Use an Electric Toothbrush Properly

Written by Heather Siler

Purchasing a power (electric) toothbrush which is approved by the American Dental Association is a smart investment in your oral health. While power brushes are more effective at cleaning than manual brushes, there is a bit of a learning curve associated with using them correctly.

First of all, there are two main types of power brushes. This blog is referring to rechargeable brushes costing around $40-150 and not the inexpensive disposable spin brushes which are not rechargeable. Both types of rechargeable brushes work in the same way in that the motion of the brush head itself does the work. All you have to do is properly guide the brush.

The two main styles of electric toothbrushes are rotation-oscillation and side-to-side sonic. While both are equally effective, the type of brush you choose is personal preference. It’s wise to visit a store with models on display so that you can see and touch the brush and experience the movement of the brush head. Furthermore, many dental practices have display models you can try in your mouth with a disposable brush head. Read and follow the instructions outlined in the manual, but following is how to use a power brush properly:

  1. Select the appropriate brush head for your needs- the oscillating type brushes typically have specialized brush heads which target your specific needs. Some examples are heads for orthodontics (braces), sensitive teeth, in-between the teeth, and other various heads with extra features. The sonic brush type has one type of brush head which is shaped like a traditional brush. There is absolutely nothing wrong with not offering different head types. Mostly, it’s personal preference.
  2. Wet the brush head to soften the bristles
  3. Apply an ADA approved toothpaste. Choose the paste recommended by your dental professional.
  4. Insert the brush into your mouth and turn it on. Don’t turn it on before you place it in your mouth or you may end up with a mess.
  5. Develop your brushing pattern- you can use any routine in which you feel comfortable to ensure that you don’t miss any areas. Some people prefer to begin on the lower right outside, guide to the lower left outside, then lower left inside to lower right inside. After finishing the outside and inside of the teeth, progress to the chewing surface right to left. Others like to divide their mouth into four quadrants and make the same pattern, outside, inside, chewing surface. You will hold the brush handle horizontally for the back teeth and vertically for the front teeth. Most quality brushes have a timer which may beep or vibrate after each 30-second interval, and you should spend at least 30 seconds on each quadrant. Most models also have a safety mechanism (the brush handle will beep or vibrate, or the brush head will stall) which won’t allow you to apply too much pressure.
  6. Wherever you choose to begin, place the brush head at a 45-degree angle to your gumline keeping the bristles in contact with the tooth surface and gumline.

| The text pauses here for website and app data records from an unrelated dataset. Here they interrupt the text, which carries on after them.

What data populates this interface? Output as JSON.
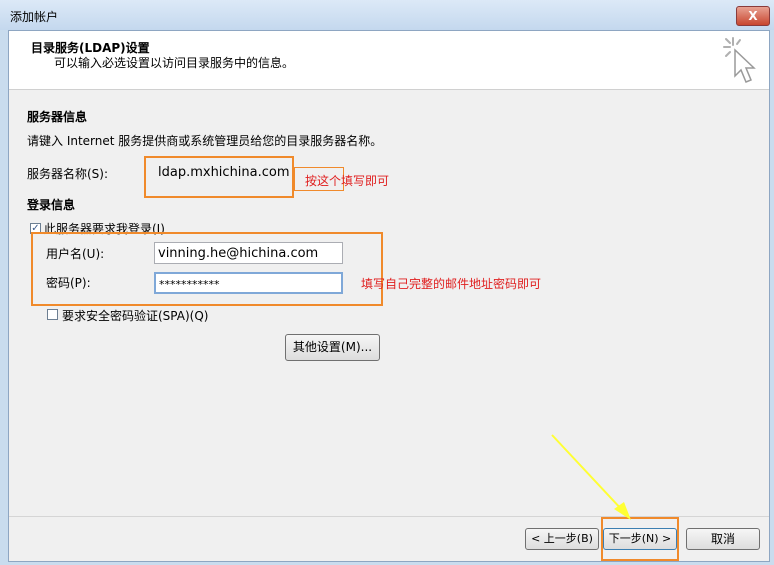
{
  "window": {
    "title": "添加帐户",
    "close_label": "X"
  },
  "header": {
    "title": "目录服务(LDAP)设置",
    "subtitle": "可以输入必选设置以访问目录服务中的信息。"
  },
  "server_info": {
    "section": "服务器信息",
    "description": "请键入 Internet 服务提供商或系统管理员给您的目录服务器名称。",
    "server_label": "服务器名称(S):",
    "server_value": "ldap.mxhichina.com"
  },
  "login_info": {
    "section": "登录信息",
    "requires_login_label": "此服务器要求我登录(I)",
    "requires_login_checked": true,
    "username_label": "用户名(U):",
    "username_value": "vinning.he@hichina.com",
    "password_label": "密码(P):",
    "password_value": "***********",
    "spa_label": "要求安全密码验证(SPA)(Q)",
    "spa_checked": false,
    "more_settings_label": "其他设置(M)..."
  },
  "annotations": {
    "server_note": "按这个填写即可",
    "password_note": "填写自己完整的邮件地址密码即可"
  },
  "footer": {
    "back_label": "< 上一步(B)",
    "next_label": "下一步(N) >",
    "cancel_label": "取消"
  },
  "colors": {
    "highlight_box": "#f08a2b",
    "annotation_text": "#e02020",
    "arrow": "#ffff33"
  }
}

The most difficult part of transitioning from a manual brush to electric is breaking the habit of the traditional way of moving the brush. Remember, the power brush is going to do the work for you, so your only job is to guide it by using a sweeping motion from tooth to tooth without applying too much When you reach the front teeth, position the brush vertically and gently guide the bristles one tooth at a time. On the biting surfaces of the front and back teeth, use a gentle back and forth motion.
  7. The last part of the mouth to clean is the tongue and palate (roof of the mouth). Hold the brush parallel to the floor and use a gentle back to front motion.

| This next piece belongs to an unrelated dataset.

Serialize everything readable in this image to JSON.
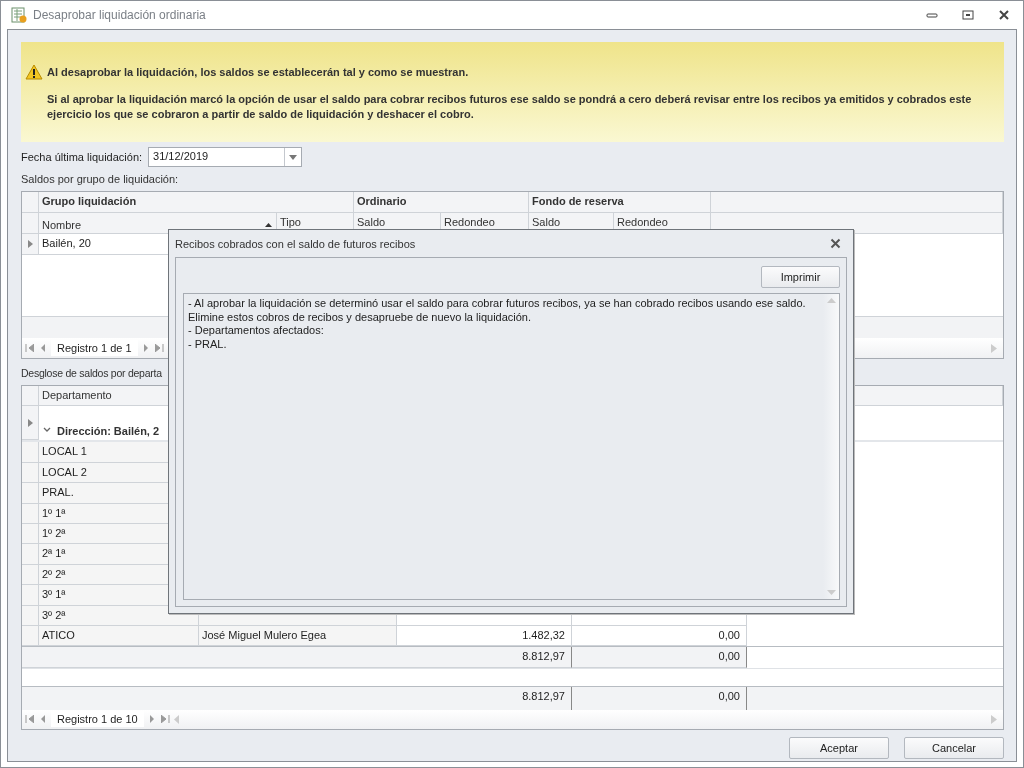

After you’ve finished brushing thoroughly, rinse the brush head with warm water to remove any toothpaste being careful not to get any water near the charging receptacle. Store your brush in the casing provided by the manufacturer to help maintain the integrity of the head. Always inspect the brush head before usage making sure it doesn’t have any extreme fraying, loose bristles, or jagged edges. You should replace the brush head after three months of use or after an illness. The transition from a manual to power brush is easy once you get accustomed to the movement of the head and regular usage will make your dental visits much more pleasant.